Chenyu Zhou, a graduate student in materials science and chemical engineering in the College of Engineering and Applied Sciences, has co-authored a paper published in Nature Energy on how tuning electrode surfaces can optimize solar fuel production.
The paper, titled “The impact of surface composition on the interfacial energetics and photoelectrochemical properties of BiVO4,” was written with co-corresponding authors Mingzhao Liu, a staff scientist in the Interface Science and Catalysis Group of the Center for Functional Nanomaterials, a U.S. Department of Energy (DOE) Office of Science User Facility at Brookhaven National Laboratory; Giulia Galli, from the University of Chicago and DOE’s Argonne National Laboratory; and Kyoung-Shin Choi from the University of Wisconsin–Madison.
Choi and Galli, experimental and theoretical leaders in the field of solar fuels, respectively, have been collaborating for several years to design and optimize photoelectrodes for producing solar fuels. Recently, they set out to design strategies to illuminate the effects of electrode surface composition, and, as CFN users, they teamed up with Liu.
The Feb. 18, 20201 paper demonstrated how modifying the topmost layer of atoms on the surface of electrodes can impact the activity of solar water splitting. Bismuth vanadate electrodes with more bismuth on the surface (relative to vanadium) generate higher amounts of electrical current when they absorb energy from sunlight. This photocurrent drives the chemical reactions that split water into oxygen and hydrogen. The hydrogen can be stored for later use as a clean fuel.

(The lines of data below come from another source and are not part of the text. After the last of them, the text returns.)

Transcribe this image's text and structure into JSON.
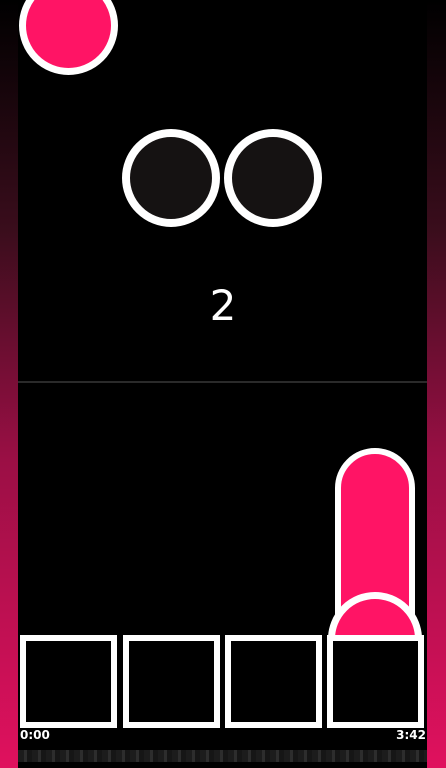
{
  "game": {
    "score": "2",
    "time_elapsed": "0:00",
    "time_total": "3:42",
    "progress": 0
  },
  "colors": {
    "accent": "#ff1465",
    "note_border": "#ffffff",
    "background": "#000000",
    "hole_fill": "#151212"
  },
  "lanes": [
    {
      "id": 1
    },
    {
      "id": 2
    },
    {
      "id": 3
    },
    {
      "id": 4
    }
  ]
}
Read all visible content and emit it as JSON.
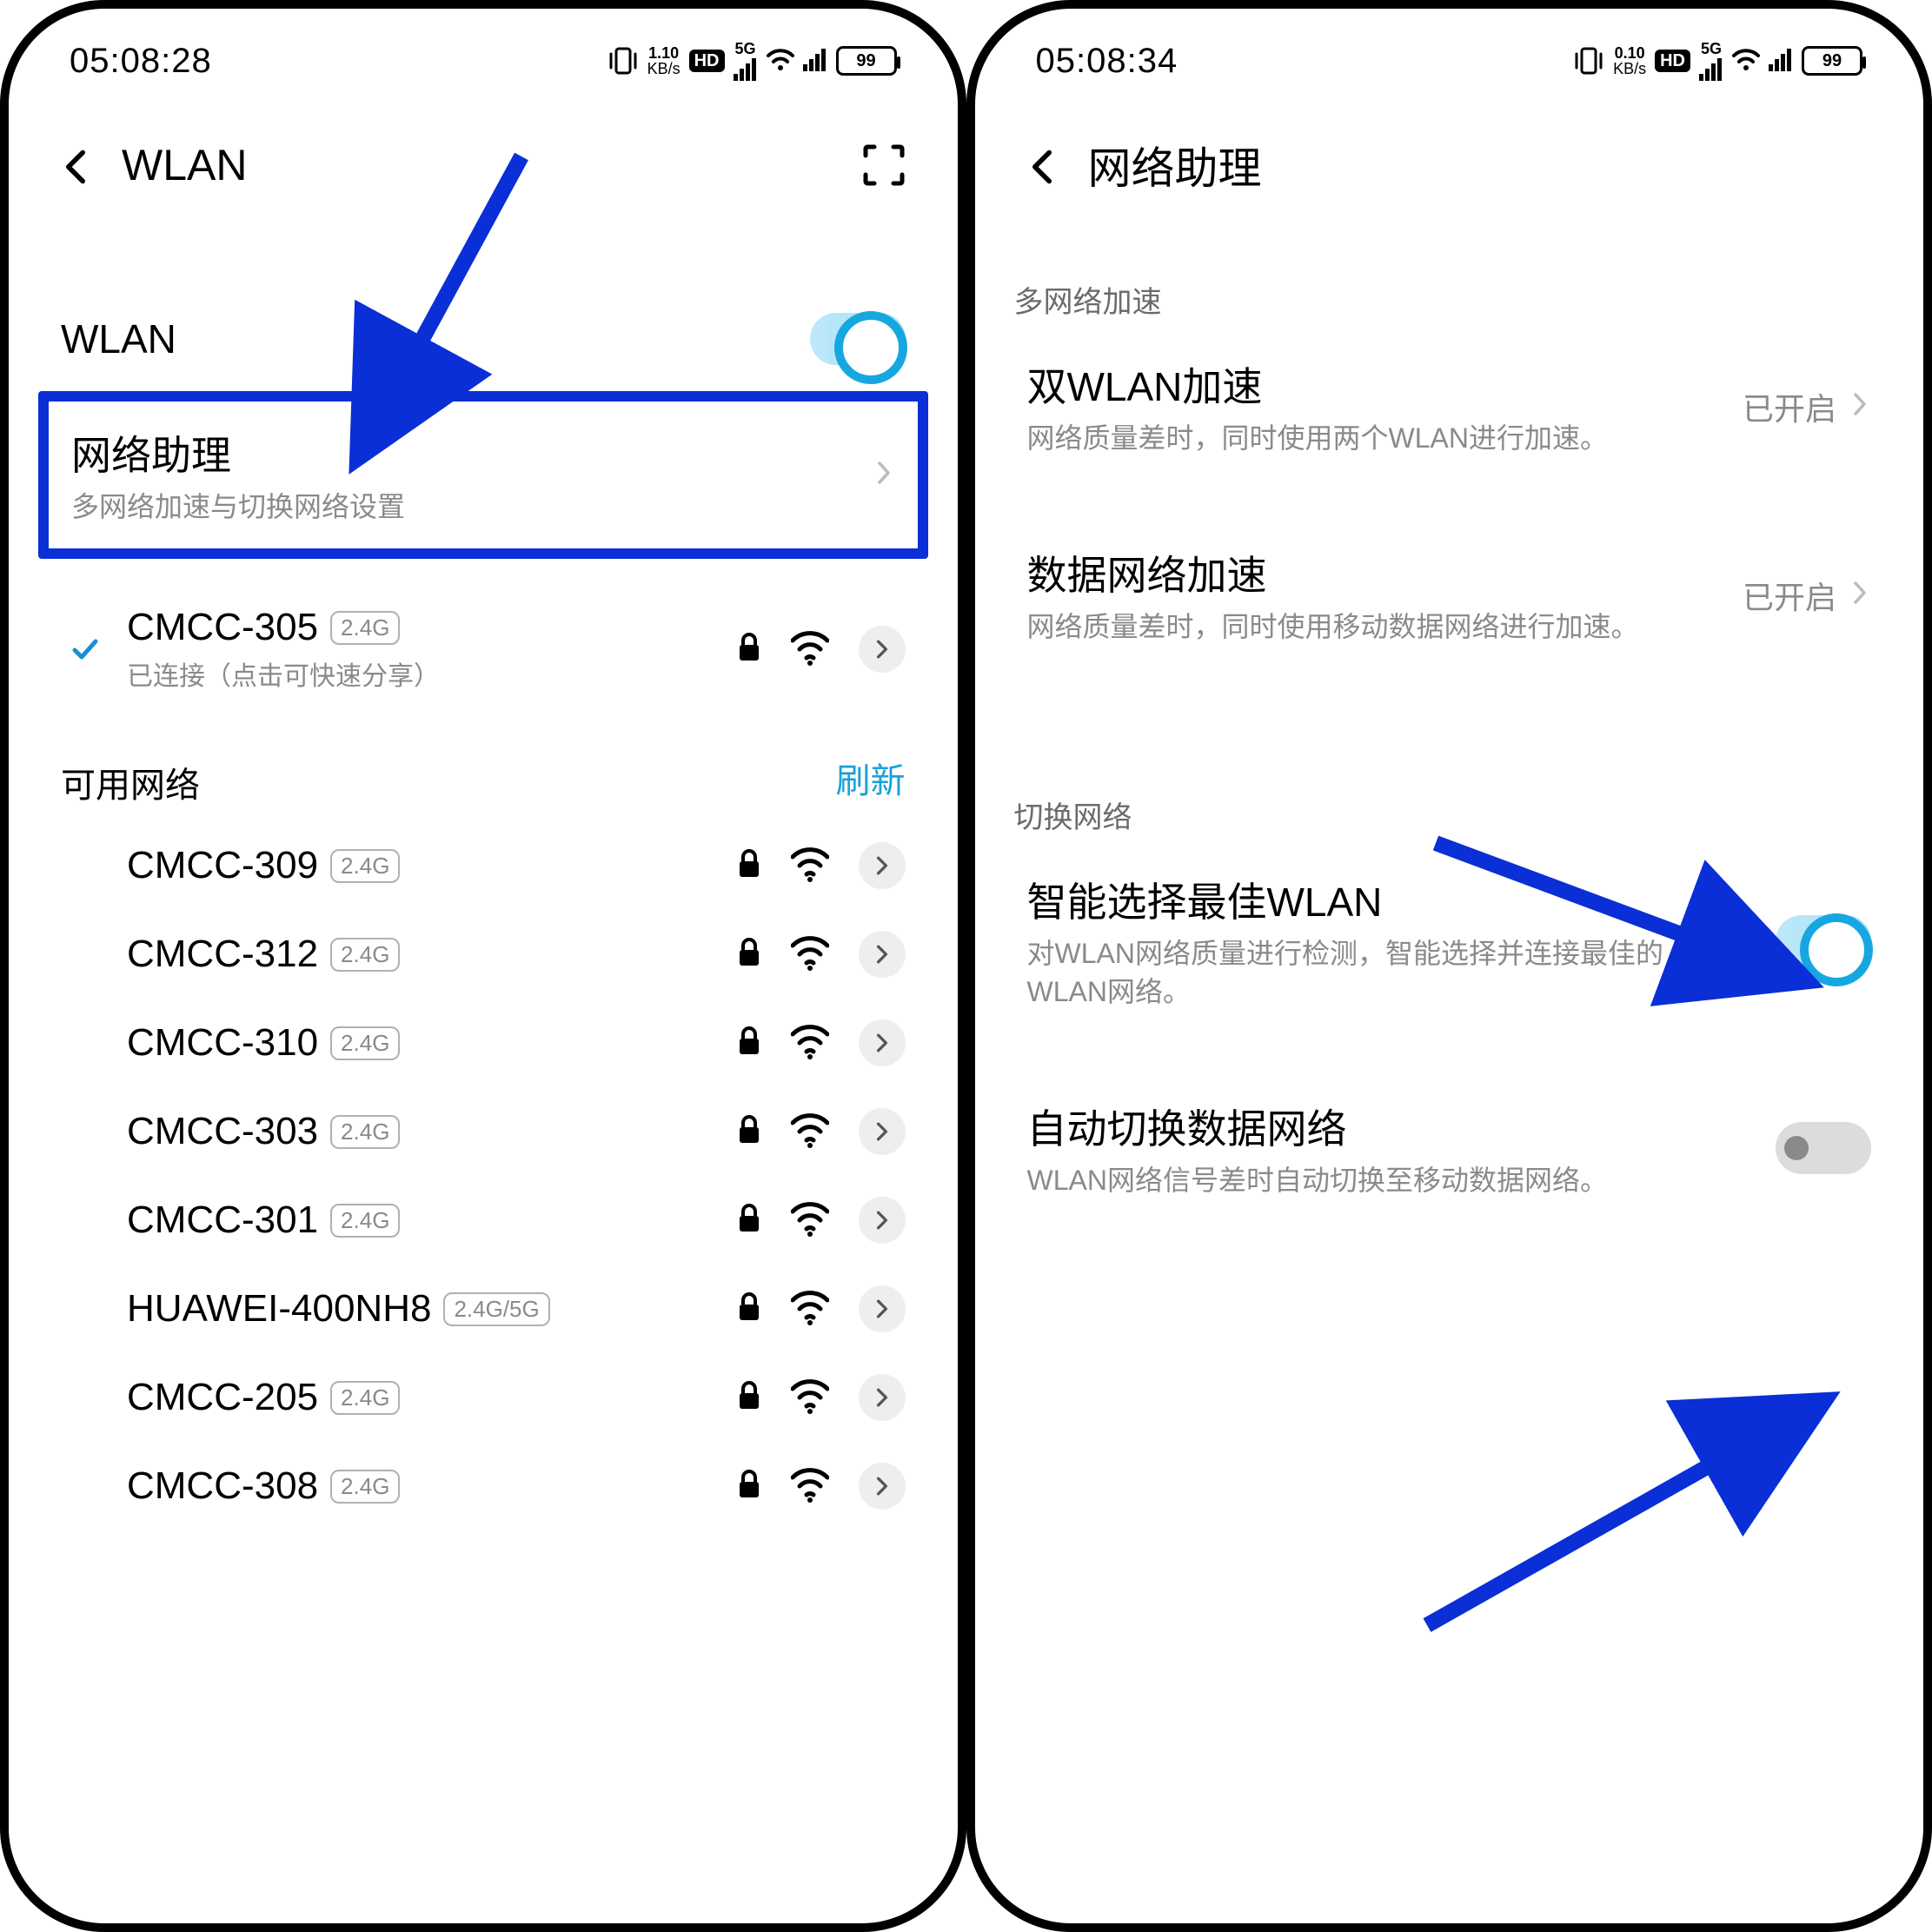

Producing only water when it recombines with oxygen to generate electricity in fuel cells, hydrogen could help achieve a clean and sustainable energy future.
“To see how different surface terminations affect photoelectrochemical activity, you need to be able to prepare crystalline electrodes with the same orientation and bulk composition,” said Zhou, who was working with Liu. “You want to compare apples to apples.”
Read the press release from Brookhaven National Laboratory.